  • Then I remembered a book by Kara Tippets, a young mom with cancer who struggled with her disease.  One night while alone in the hospital, she felt God asking her that with Jesus what else would she need.  I reminded frequently reminded myself of what she said.  If I have Jesus, what else do I need?


Gladys walking into the U-M Kellogg Eye Center
We were the first ones in the parking lot on Monday morning before surgery.



  • The human body is amazing and the people who fix are also amazing.  With a chronic case of glaucoma, I know that my eye journey is not over.  I thank God for giving me this body and for leading me to people who take care of it.
  • Family and friends were just amazing.  I pray with three other guys every week who live in different parts of the country.  We use a video tool from Oracle called Zoom.  I'm relearning how to talk to God.  One of the guys is Justin-my son; the other is my son-in-law Adam Jones and the third is my good friend Ken Alexander.
  • Facebook has served as a connecting point for me and lots of other people who have promised to pray for me.  I'm truly thankful for the response.
  • My wife Gladys have been truly supportive every step of the way.  Since my right eye started falling apart in 2012, she has probably been to 75-1000 ophthalmologist appointments.  She serves as another set of ears and as an encourager when I leave the eye doctor and want to kick the can or something else.

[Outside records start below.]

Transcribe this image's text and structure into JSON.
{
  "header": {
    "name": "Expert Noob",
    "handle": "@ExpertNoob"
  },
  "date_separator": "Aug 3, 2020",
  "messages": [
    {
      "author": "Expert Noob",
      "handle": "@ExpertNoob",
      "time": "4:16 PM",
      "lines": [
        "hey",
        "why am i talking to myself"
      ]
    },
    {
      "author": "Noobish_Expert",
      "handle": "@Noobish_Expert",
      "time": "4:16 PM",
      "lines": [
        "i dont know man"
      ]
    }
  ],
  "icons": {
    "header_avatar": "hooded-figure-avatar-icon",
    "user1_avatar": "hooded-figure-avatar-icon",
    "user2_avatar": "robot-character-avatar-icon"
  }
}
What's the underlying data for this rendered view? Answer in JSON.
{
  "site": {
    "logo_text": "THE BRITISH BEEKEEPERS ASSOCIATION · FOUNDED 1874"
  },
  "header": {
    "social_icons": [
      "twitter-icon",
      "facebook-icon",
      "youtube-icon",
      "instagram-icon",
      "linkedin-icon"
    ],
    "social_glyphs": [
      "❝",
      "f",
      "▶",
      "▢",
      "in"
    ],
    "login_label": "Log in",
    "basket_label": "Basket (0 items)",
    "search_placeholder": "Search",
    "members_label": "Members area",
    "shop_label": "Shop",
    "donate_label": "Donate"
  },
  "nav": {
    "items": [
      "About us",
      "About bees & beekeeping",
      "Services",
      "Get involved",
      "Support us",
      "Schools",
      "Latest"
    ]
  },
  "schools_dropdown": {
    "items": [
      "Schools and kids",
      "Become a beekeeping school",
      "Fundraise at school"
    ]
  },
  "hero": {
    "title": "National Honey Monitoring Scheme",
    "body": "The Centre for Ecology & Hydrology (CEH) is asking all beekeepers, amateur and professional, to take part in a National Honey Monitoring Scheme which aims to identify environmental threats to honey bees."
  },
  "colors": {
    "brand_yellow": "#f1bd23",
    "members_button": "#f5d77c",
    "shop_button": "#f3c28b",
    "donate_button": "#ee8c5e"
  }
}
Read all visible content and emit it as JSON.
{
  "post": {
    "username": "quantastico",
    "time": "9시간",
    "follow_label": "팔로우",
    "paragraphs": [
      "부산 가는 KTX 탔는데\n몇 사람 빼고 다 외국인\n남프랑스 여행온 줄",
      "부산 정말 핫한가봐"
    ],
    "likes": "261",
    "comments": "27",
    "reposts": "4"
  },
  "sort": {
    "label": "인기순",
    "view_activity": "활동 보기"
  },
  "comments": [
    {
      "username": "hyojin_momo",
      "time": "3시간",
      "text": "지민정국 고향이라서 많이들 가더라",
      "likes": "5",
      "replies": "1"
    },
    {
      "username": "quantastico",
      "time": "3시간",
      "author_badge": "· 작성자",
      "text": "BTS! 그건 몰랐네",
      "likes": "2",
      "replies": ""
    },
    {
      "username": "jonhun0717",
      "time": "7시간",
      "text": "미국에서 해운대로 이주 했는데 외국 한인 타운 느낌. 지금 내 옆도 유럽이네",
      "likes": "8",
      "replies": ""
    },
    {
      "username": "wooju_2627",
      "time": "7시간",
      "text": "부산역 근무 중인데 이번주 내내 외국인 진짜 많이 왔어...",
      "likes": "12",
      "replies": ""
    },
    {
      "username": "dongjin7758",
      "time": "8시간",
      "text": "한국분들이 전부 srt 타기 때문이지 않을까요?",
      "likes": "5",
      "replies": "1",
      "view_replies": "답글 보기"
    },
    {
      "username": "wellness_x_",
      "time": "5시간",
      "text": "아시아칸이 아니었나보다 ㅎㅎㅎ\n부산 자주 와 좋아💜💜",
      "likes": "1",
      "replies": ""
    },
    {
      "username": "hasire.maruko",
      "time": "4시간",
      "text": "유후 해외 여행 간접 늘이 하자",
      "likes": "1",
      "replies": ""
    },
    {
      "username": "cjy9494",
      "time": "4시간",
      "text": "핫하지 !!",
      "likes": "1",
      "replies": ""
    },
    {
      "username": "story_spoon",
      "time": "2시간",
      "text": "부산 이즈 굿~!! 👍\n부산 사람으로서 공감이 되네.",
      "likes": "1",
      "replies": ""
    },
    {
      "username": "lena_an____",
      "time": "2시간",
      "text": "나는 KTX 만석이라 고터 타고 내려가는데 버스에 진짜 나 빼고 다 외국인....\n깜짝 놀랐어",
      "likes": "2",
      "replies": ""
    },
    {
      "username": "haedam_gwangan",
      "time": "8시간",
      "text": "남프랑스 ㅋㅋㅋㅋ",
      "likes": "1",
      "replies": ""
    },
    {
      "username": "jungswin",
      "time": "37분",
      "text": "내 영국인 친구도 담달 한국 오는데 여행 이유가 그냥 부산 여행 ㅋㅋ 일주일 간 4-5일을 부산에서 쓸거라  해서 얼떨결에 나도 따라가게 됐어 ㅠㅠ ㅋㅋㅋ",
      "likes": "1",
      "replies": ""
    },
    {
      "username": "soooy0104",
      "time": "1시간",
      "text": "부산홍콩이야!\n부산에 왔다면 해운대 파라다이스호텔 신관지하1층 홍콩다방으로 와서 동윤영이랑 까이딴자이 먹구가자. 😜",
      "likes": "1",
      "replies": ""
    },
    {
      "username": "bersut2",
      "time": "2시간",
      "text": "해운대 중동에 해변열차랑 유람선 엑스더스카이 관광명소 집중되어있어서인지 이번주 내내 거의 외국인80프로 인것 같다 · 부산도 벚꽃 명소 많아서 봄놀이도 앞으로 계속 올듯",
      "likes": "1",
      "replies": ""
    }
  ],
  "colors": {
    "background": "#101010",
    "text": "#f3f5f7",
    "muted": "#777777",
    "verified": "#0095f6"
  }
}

I know this is long, but I want to stay in touch. I also want to be an encourager to those who are being challenged physically.



As my vision worsens, here's an update on my cornea transplant at the U-M in Ann Arbor


My eyes in 2013
The arrow points to my problem eye in a picture taken in 2013. I've had nine surgeries in this eye for various things including a dislocated lens and a detached retina. Now a new cornea.



My faith in God is being tested big time as I wait for my cornea transplant surgery on May 21 at the U-M eye center in Ann Arbor.  My vision is getting fuzzier.  I can move my head and my eyes and see somewhat clearly for a few moments and then the fuzz returns.  I can see best at night during prime time on television.  

To get ready for recovery from the surgery, I bought a set of Apple's Air Pods, wireless ear pods that give audio a new portability and vitality.  This was suggested by my son Justin Thorp who also has turned me on to the accessibility features on my iPhone and my iPad Pro.  It can read back to me whatever's on the screen.  And it does this in an almost real voice.

What are some of the key takeaways for me from this whole eye experience; the eye is amazingly complex.  The surgeon doing the transplant is able to manipulate the donor cornea which has three layers.  If I recall right, he will take the middle layer and graft it on my eye.  And supposedly this could be done in less than an hour.  It's outpatient.

I'm hopeful, but realistic.  I know there's a drain in my right eye that was surgically implanted about a year ago.  That complicates this surgery.  

I'm counting on God's promise that he will meet me at this point of need.  I will report back.